275

Frank Lowe: Black Beings

Jerry D'Souza By

Sign in to view read count
Frank Lowe: Black Beings
The age of the LP was often one of compromise for jazz musicians. Given the restrictions on playing time, recordings had to be edited to fit. This meant a loss of ideas and of development with the truncated versions being shadows of the whole. The emergence of the CD has seen the revival of music with the whole performance included. Sometimes the edits were better, but many times the complete picture brings in a deeper dimension and impact. The latter sensibility grabs this recording which has fifteen minutes added to "In Trane's Name" and "Thulani."

Recorded in 1973, Frank Lowe (tenor saxophone) pulled in Joseph Jarman (soprano and alto saxophones) and William Parker (bass) to fly into the eye of free jazz. Lowe was into the music after John Coltrane's Ascension (Impulse!, 1965), and the influence and impact can be felt right through.
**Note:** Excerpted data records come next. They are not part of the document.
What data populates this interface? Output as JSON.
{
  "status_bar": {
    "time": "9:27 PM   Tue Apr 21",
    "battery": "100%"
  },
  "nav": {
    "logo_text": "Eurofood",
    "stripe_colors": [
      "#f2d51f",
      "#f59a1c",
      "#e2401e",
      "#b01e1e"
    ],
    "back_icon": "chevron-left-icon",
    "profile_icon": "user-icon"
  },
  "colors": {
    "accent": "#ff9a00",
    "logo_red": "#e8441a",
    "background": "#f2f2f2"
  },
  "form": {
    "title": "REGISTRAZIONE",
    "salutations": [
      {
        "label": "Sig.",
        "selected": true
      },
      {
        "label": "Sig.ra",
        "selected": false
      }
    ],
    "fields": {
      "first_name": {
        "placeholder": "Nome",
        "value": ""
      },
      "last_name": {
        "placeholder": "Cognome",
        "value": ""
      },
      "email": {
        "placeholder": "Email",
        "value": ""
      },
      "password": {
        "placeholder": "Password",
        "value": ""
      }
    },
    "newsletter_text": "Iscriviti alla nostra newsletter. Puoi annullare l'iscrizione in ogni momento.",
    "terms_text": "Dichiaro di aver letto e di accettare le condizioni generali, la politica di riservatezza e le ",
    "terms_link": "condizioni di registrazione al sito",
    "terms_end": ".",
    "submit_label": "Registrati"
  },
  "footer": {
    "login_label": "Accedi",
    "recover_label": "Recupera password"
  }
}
Lowe went out on a musical limb here; the genre was not a long-term residence for him.

It all opens quietly enough with "In Trane's Name." Lowe plays with control, giving the melody its due, but when the tune erupts, the power and the force are incendiary. Both Lowe and Jarman propel and edge the music onwards, fermenting and brewing ideas on the go. There is howl and yell and intensely volatile notes shooting into the stratosphere. Jarman hits the high squiggles, squeezing out the notes, the torque tight. Lowe swipes a broader swath as he gets into a conversation with Jarman, if that's what the charged atmosphere can be called. Give the band credit though for not letting the tune spiral out of control, they bring it down, cooling the pace for the mid-section.

"Thulani" is another agitated progression, with Lowe and Jarman moving on different planes; the former is steady on the beat and the melody, the later unfurls a whorl of free motifs. But it is not long before Lowe dives into the pith and tears form apart.

Parker and Rashid Sinan (drums) are an energetic and propulsive rhythm section. As for The Wizard on violin, it is Raymond Lee Chang and not Leroy Jenkins, whose playing informs Chang through a few shimmering lines on his solo outing during "Thulani," a waft of freshness in the heat. But he, too, is caught in the turmoil most of the way.

Black Beings serves as an historical document and stopping-off point in the musical legacy of Lowe, showing a rare side of the musician.

Track Listing

In Trane's Name; Brother Joseph; Thulani.

Personnel

Joseph Jarman: soprano and alto saxophones; Frank Lowe: tenor saxophone; The Wizard (Raymond Lee Chang): violin; William Parker: bass; Rashid Sinan: drums.

Album information

Title: Black Beings | Year Released: 2008 | Record Label: ESP Disk

Post a comment about this album

Tags

Shop Amazon

More

Read The Rise Up
The Rise Up
Mehmet Ali Sanlikol
Read New York Moment
New York Moment
JC Hopkins Biggish Band
Read Pollinator
Pollinator
Matt Ulery
Read Hug!
Hug!
Matt Wilson Quartet
Read Touch & Go
Touch & Go
Susan Tobocman
Read The Ilkley Suite
The Ilkley Suite
Jamil Sheriff
Read Moving Through Worlds
Moving Through Worlds
Fiona Joy Hawkins

All About Jazz needs your support

Donate
All About Jazz & Jazz Near You were built to promote jazz music: both recorded and live events. We rely primarily on venues, festivals and musicians to promote their events through our platform. With club closures, shelter in place and an uncertain future, we've pivoted our platform to collect, promote and broadcast livestream concerts to support our jazz musician friends. This is a significant but neccesary effort that will help musicians now, and in the future. You can help offset the cost of this essential undertaking by making a donation today. In return, we'll deliver an ad-free experience (which includes hiding the bottom right video ad). Thank you.

Get more of a good thing

Our weekly newsletter highlights our top stories and includes your local jazz events calendar.